From time to time, I drive through a village in Albany County called Preston Hollow. The town used to have a number of antiques shops, but in winter, nothing is open so I am not certain how many remain. The road through Preston Hollow, Route 145, goes by a number of houses built around 1850 in what was called the Greek style. The houses all have large fascia boards with a straightforward patterned fenestration and a roof pitch that is extremely recognizable.

Antique dealers have always liked to locate their shops in towns like Preston Hollow. The buildings not only have age, but many of them also seem mildly dilapidated, a factor that has a psychological affect on bargain seekers. The reverse is true for shops in the city where the high end client wants the shop they are walking into to reflect some grandeur. That is understandable as you hardly want to write a six figure check out to someone in a house that needs a paint job.

The sad thing about Preston Hollow is, however, not that it is losing its place as an antique center. It is that the Greek style houses are melting away. A house that I have watched for years has been abandoned and is now covered in vines and is being scavenged for materials. Three more years and it will be completely gone.

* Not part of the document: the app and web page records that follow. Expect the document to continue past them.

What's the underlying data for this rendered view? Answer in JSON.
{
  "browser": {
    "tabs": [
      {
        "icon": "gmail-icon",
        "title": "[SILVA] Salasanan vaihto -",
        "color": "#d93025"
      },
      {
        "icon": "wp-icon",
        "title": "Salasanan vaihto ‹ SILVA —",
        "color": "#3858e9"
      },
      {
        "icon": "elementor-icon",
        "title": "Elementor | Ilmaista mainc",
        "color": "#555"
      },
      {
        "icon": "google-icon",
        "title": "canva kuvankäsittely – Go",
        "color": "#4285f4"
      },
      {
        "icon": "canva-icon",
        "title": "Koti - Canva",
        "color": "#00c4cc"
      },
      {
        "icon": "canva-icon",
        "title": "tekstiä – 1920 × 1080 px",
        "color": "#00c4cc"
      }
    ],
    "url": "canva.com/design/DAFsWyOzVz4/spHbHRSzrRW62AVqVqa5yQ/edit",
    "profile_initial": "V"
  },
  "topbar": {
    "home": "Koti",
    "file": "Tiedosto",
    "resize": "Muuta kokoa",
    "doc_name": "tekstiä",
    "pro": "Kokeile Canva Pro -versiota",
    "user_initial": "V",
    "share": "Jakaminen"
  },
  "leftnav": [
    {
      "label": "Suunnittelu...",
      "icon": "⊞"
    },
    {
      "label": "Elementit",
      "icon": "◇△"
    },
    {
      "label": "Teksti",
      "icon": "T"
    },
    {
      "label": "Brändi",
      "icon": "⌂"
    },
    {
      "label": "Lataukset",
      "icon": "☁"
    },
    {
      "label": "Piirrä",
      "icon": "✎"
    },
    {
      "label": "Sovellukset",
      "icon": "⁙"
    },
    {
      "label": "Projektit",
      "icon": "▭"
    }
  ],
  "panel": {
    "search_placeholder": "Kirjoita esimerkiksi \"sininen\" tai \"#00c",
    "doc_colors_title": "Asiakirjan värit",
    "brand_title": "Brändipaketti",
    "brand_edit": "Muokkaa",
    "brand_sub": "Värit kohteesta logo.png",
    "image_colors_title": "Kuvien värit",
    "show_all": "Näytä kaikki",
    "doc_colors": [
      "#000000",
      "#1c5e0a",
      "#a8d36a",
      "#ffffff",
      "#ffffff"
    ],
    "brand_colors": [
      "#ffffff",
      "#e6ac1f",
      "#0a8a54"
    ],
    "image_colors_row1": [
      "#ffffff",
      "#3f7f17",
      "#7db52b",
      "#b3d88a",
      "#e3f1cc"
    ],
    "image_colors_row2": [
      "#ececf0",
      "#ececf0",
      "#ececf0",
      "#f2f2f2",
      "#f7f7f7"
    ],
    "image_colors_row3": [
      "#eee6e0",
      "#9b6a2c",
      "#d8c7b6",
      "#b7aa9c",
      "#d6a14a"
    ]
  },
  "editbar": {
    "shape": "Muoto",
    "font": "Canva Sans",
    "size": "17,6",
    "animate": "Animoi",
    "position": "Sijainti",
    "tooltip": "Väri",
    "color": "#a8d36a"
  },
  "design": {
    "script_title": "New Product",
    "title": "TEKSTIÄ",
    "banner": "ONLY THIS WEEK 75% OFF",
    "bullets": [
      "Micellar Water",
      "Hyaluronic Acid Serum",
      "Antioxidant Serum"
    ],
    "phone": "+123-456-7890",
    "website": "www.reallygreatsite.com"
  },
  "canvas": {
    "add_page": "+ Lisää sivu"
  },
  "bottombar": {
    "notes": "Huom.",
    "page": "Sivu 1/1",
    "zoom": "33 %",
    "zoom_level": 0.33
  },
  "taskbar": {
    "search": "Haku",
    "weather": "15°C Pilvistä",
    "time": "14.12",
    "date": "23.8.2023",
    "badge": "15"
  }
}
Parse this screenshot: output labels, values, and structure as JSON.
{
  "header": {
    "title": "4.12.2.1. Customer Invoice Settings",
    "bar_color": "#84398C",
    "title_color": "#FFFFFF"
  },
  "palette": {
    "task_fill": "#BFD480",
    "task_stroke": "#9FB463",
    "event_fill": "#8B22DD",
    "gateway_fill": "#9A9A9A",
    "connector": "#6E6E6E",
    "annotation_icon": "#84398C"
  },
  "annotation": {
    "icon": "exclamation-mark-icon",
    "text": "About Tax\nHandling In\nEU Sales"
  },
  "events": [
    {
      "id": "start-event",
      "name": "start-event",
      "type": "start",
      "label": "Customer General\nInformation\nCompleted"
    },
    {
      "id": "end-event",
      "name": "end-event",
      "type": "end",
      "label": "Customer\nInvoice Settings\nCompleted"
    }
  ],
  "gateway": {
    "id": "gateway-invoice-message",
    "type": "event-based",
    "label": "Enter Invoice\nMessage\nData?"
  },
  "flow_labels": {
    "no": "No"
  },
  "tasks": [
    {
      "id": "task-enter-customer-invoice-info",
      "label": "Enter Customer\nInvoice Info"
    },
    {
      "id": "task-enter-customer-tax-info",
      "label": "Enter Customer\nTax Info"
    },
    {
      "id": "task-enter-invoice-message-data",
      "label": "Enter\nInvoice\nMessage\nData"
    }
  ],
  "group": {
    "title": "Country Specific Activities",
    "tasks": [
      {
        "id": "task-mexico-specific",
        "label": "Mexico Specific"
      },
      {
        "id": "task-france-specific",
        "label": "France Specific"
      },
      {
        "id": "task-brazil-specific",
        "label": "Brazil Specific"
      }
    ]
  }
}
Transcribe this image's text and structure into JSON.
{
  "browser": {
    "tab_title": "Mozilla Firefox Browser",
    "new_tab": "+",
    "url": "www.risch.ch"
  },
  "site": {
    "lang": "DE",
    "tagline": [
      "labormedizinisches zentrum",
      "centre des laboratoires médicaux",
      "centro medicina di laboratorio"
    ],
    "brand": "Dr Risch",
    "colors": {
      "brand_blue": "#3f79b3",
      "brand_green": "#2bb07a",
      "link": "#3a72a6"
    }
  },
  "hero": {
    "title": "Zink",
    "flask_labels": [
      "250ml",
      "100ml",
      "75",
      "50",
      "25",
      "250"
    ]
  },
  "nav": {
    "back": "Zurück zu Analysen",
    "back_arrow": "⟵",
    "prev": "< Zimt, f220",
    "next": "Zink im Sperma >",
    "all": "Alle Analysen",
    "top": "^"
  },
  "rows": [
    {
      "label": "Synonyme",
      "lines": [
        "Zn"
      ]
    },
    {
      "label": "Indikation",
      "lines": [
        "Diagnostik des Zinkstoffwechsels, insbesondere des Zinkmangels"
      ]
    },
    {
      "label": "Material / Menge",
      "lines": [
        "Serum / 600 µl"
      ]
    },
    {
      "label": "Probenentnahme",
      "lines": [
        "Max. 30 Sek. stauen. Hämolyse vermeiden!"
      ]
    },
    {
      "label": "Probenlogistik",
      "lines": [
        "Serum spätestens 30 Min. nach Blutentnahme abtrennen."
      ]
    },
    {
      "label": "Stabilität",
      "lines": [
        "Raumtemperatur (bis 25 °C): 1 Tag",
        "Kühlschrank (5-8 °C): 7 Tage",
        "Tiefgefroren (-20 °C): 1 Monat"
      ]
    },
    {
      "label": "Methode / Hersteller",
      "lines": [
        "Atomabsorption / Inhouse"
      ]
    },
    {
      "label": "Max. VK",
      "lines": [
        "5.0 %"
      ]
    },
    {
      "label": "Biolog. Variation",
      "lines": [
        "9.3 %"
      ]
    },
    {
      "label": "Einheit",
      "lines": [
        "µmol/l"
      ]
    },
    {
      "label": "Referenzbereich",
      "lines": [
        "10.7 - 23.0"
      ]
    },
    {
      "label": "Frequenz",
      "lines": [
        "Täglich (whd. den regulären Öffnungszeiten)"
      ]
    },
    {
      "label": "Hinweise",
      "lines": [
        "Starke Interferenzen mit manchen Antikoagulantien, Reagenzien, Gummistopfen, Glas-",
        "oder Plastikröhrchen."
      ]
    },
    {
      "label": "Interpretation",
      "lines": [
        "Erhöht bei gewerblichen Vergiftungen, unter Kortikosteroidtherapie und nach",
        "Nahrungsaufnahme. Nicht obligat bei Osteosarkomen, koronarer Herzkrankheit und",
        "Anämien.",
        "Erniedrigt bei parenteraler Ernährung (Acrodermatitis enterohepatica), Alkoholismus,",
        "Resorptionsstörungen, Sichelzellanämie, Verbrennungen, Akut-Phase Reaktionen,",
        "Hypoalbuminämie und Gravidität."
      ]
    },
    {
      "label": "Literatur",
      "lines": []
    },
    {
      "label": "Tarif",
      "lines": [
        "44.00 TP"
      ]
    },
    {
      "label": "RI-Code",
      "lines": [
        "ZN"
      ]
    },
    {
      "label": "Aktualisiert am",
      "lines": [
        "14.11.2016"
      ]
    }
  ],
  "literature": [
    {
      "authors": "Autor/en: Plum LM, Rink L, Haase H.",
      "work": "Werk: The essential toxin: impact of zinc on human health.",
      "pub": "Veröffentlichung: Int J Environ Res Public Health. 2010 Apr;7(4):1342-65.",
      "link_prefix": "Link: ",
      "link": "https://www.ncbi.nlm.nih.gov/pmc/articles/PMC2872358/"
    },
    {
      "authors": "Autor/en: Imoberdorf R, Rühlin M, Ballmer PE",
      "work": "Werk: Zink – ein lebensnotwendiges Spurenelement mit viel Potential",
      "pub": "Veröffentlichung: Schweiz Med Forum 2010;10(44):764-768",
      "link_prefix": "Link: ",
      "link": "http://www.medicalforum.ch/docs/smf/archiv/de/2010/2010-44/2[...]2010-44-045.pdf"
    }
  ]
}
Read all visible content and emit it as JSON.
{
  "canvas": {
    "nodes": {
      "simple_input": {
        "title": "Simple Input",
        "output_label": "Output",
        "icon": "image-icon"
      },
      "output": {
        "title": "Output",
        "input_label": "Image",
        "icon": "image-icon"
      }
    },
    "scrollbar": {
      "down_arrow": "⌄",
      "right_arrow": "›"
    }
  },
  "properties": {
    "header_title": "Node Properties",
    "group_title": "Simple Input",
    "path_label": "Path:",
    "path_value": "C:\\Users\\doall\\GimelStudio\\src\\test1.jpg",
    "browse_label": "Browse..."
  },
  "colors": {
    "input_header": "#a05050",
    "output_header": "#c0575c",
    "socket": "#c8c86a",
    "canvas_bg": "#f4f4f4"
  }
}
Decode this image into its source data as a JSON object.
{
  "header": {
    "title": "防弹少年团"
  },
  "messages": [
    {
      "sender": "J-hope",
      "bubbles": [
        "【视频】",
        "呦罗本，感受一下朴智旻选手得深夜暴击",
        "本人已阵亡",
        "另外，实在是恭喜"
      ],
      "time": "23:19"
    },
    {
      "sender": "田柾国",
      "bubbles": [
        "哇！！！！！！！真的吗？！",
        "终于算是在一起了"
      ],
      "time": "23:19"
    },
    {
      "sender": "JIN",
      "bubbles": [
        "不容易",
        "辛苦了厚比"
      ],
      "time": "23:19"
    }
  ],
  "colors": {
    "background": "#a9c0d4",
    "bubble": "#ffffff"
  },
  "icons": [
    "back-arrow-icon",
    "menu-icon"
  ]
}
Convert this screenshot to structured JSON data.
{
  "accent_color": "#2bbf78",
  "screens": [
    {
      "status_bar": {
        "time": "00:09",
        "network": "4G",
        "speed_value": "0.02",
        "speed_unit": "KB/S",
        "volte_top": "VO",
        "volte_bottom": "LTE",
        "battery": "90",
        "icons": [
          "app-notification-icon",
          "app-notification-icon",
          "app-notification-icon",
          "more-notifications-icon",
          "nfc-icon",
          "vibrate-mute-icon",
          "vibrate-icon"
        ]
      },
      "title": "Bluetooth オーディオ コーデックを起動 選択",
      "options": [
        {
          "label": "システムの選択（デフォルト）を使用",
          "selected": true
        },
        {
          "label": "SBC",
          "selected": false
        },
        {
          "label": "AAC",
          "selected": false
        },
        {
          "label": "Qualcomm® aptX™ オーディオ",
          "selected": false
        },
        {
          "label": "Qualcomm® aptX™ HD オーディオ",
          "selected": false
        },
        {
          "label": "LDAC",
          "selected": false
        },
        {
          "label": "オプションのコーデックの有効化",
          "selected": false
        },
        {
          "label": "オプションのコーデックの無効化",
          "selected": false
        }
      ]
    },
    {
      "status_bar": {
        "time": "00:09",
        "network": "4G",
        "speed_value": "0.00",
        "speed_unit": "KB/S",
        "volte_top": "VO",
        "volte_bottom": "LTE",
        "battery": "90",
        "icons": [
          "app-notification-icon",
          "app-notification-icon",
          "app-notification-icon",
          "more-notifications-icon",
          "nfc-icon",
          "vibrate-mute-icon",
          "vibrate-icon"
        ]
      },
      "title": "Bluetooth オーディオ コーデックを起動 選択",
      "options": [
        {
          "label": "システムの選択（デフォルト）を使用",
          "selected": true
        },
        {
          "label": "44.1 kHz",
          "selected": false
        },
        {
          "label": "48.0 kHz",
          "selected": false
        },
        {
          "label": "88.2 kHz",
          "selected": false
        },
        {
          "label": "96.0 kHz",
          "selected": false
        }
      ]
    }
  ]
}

I have seen this happen all along Rte. 145 as well as Rte. 20, the primary east/west road from Albany to Buffalo that long predates the New York State Thruway.

Time levels everything, of course, and I am not enough of a sentimentalist to believe that everything needs saving. Preston Hollow still has some wonderful houses. What I find to be very sad, however, is neglect. And neglect seems to partner with inertia during recessions to encourage even greater dilapidation which leads to even greater neglect. The cycle just increases when the money dries up like it has. It is a sad way to lose our heritage.